It’s also recommended to limit your fluid intake for about two hours before you test to avoid diluting the LH in your urine. If you still can’t seem to find any surge and don’t have regular cycles, it’s time to talk to your doctor to find out if you are indeed ovulating or not.
What if I have multiple days of dark lines?
If you have several days in a row of dark lines, or if you’re noticing more than one peak, time intercourse with the first high-LH day. If your cycles are regular and you get a period (or a positive pregnancy result!) about 14 days after your LH peak days, there’s no need to worry about multiple or plateaued peaks. If you’re regularly missing periods, speak to your doctor to find out if you’re ovulating.
Once you identify your peak LH day, you can estimate ovulation happening within about 12 to 36 hours and can time intercourse/insemination accordingly. Read more about how often to have sex or inseminate during your fertile window when trying to get pregnant.
What if I have a positive LH surge, and we’re having sex/inseminating in my fertile window but I’m not getting pregnant?
Many factors can affect your ability to become pregnant. Ovulation means that an egg is released, but fertilization of that egg and implantation of an embryo rely on the health and quality of the egg, sperm and uterine lining.
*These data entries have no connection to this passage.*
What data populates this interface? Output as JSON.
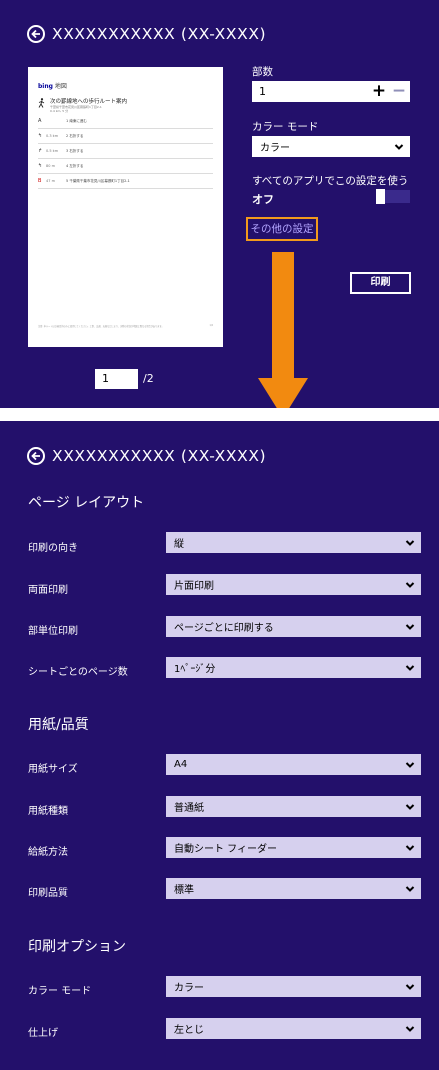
{
  "printer_name": "XXXXXXXXXXX (XX-XXXX)",
  "preview": {
    "logo_brand": "bing",
    "logo_text": "地図",
    "route_title": "次の罫線地への歩行ルート案内",
    "route_sub1": "千葉県千葉市花見川区幕張町1丁目2-1",
    "route_sub2": "0.4 km, 5 分",
    "steps": [
      {
        "icon": "A",
        "dist": "",
        "text": "1  南東に進む"
      },
      {
        "icon": "↰",
        "dist": "0.3 km",
        "text": "2  右折する"
      },
      {
        "icon": "↱",
        "dist": "0.5 km",
        "text": "3  右折する"
      },
      {
        "icon": "↰",
        "dist": "80 m",
        "text": "4  左折する"
      },
      {
        "icon": "B",
        "dist": "47 m",
        "text": "5  千葉県千葉市花見川区幕張町1丁目2-1"
      }
    ],
    "footer": "注意: 本ルートは計画目的のみに使用してください。工事、交通、天候などにより、実際の状況が地図と異なる場合があります。",
    "footer_page": "1/2"
  },
  "page_input": "1",
  "page_total": "/2",
  "copies": {
    "label": "部数",
    "value": "1",
    "plus": "+",
    "minus": "−"
  },
  "color_mode_top": {
    "label": "カラー モード",
    "value": "カラー"
  },
  "apply_all": {
    "label": "すべてのアプリでこの設定を使う",
    "state": "オフ"
  },
  "more_settings": "その他の設定",
  "print_button": "印刷",
  "layout": {
    "title": "ページ レイアウト",
    "rows": [
      {
        "label": "印刷の向き",
        "value": "縦"
      },
      {
        "label": "両面印刷",
        "value": "片面印刷"
      },
      {
        "label": "部単位印刷",
        "value": "ページごとに印刷する"
      },
      {
        "label": "シートごとのページ数",
        "value": "1ﾍﾟｰｼﾞ分"
      }
    ]
  },
  "paper": {
    "title": "用紙/品質",
    "rows": [
      {
        "label": "用紙サイズ",
        "value": "A4"
      },
      {
        "label": "用紙種類",
        "value": "普通紙"
      },
      {
        "label": "給紙方法",
        "value": "自動シート フィーダー"
      },
      {
        "label": "印刷品質",
        "value": "標準"
      }
    ]
  },
  "options": {
    "title": "印刷オプション",
    "rows": [
      {
        "label": "カラー モード",
        "value": "カラー"
      },
      {
        "label": "仕上げ",
        "value": "左とじ"
      }
    ]
  },
  "colors": {
    "panel_bg": "#23106b",
    "highlight_orange": "#f29a1c",
    "arrow_orange": "#f28a10",
    "link_color": "#b3a5ff",
    "select_bg": "#d6d0ee"
  }
}
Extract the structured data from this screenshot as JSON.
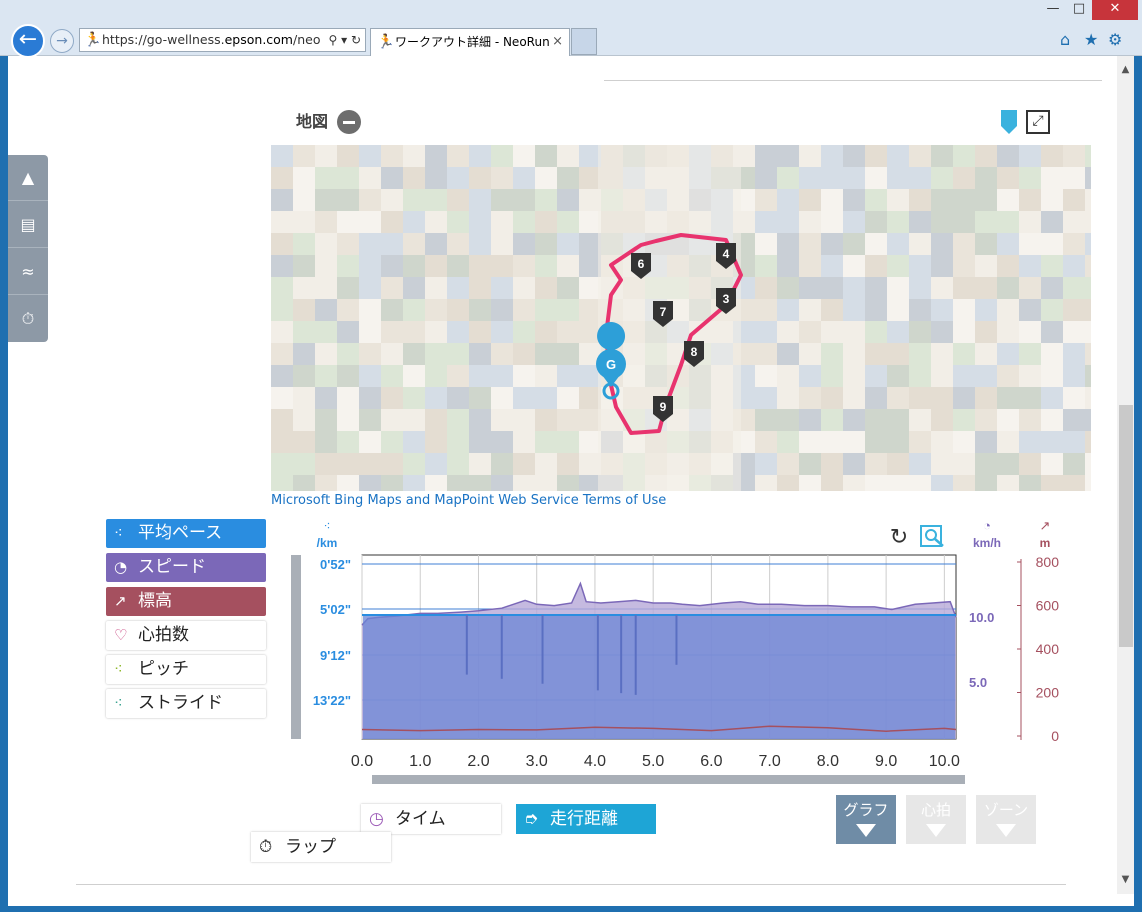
{
  "browser": {
    "url_prefix": "https://go-wellness.",
    "url_domain": "epson.com",
    "url_suffix": "/neo",
    "tab_title": "ワークアウト詳細 - NeoRun",
    "window_controls": {
      "minimize": "—",
      "maximize": "□",
      "close": "✕"
    },
    "tab_close": "×"
  },
  "map": {
    "title": "地図",
    "terms": "Microsoft Bing Maps and MapPoint Web Service Terms of Use",
    "goal_marker": "G",
    "lap_markers": [
      "3",
      "4",
      "6",
      "7",
      "8",
      "9"
    ],
    "route_color": "#e8336e"
  },
  "metrics": [
    {
      "label": "平均ペース",
      "icon": "footsteps-icon",
      "active": true,
      "color": "#2a8de0"
    },
    {
      "label": "スピード",
      "icon": "speedometer-icon",
      "active": true,
      "color": "#7b68b8"
    },
    {
      "label": "標高",
      "icon": "elevation-icon",
      "active": true,
      "color": "#a5505f"
    },
    {
      "label": "心拍数",
      "icon": "heart-icon",
      "active": false,
      "color": "#c63c7a"
    },
    {
      "label": "ピッチ",
      "icon": "pitch-icon",
      "active": false,
      "color": "#8db82a"
    },
    {
      "label": "ストライド",
      "icon": "stride-icon",
      "active": false,
      "color": "#3aa390"
    }
  ],
  "chart_data": {
    "type": "area",
    "x_ticks": [
      "0.0",
      "1.0",
      "2.0",
      "3.0",
      "4.0",
      "5.0",
      "6.0",
      "7.0",
      "8.0",
      "9.0",
      "10.0"
    ],
    "xlim": [
      0,
      10.2
    ],
    "pace_axis": {
      "unit": "/km",
      "ticks": [
        "0'52\"",
        "5'02\"",
        "9'12\"",
        "13'22\""
      ]
    },
    "speed_axis": {
      "unit": "km/h",
      "ticks": [
        "10.0",
        "5.0"
      ]
    },
    "elevation_axis": {
      "unit": "m",
      "ticks": [
        "800",
        "600",
        "400",
        "200",
        "0"
      ]
    },
    "speed_series": {
      "name": "スピード",
      "x": [
        0,
        0.1,
        0.3,
        0.6,
        1.0,
        1.3,
        1.7,
        2.0,
        2.4,
        2.8,
        3.0,
        3.3,
        3.6,
        3.75,
        3.85,
        4.1,
        4.4,
        4.7,
        5.0,
        5.3,
        5.5,
        5.8,
        6.2,
        6.5,
        6.8,
        7.2,
        7.6,
        8.0,
        8.4,
        8.8,
        9.1,
        9.5,
        9.8,
        10.1,
        10.2
      ],
      "y": [
        10.3,
        10.8,
        10.9,
        11.0,
        11.2,
        11.2,
        11.3,
        11.4,
        11.6,
        12.2,
        11.9,
        11.8,
        12.0,
        13.5,
        12.1,
        12.0,
        12.1,
        12.2,
        12.0,
        12.0,
        11.9,
        11.8,
        12.0,
        12.1,
        11.9,
        11.9,
        11.8,
        11.8,
        11.7,
        11.7,
        11.5,
        11.9,
        12.0,
        12.1,
        10.9
      ]
    },
    "pace_dips_km": [
      1.8,
      2.4,
      3.1,
      4.05,
      4.45,
      4.7,
      5.4
    ],
    "elevation_series": {
      "name": "標高",
      "x": [
        0,
        1,
        2,
        3,
        4,
        5,
        6,
        7,
        8,
        9,
        10,
        10.2
      ],
      "y": [
        30,
        25,
        30,
        28,
        40,
        35,
        25,
        45,
        38,
        22,
        35,
        30
      ]
    },
    "grid": true
  },
  "controls": {
    "time_label": "タイム",
    "distance_label": "走行距離",
    "lap_label": "ラップ",
    "graph_tab": "グラフ",
    "hr_tab": "心拍",
    "zone_tab": "ゾーン"
  },
  "colors": {
    "pace": "#2a8de0",
    "speed": "#7b68b8",
    "elevation": "#a5505f",
    "distance_btn": "#1ea5d6",
    "graph_tab": "#6f8ca6",
    "inactive_tab": "#e7e7e7"
  }
}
If you’ve been trying to conceive via intercourse or at-home insemination for more than 12 months and are 35 years old or younger, or if you’ve been trying for more than six months and are over 35, it’s time to talk to your doctor. And remember that there’s no need to wait if your cycles are irregular; you’ve had recurrent miscarriages; have a diagnosis such as endometriosis, PCOS or another type of hormonal imbalance; suspect an issue with the sperm side of the equation, such as low libido or erectile dysfunction; or if you simply want to empower yourself with more information.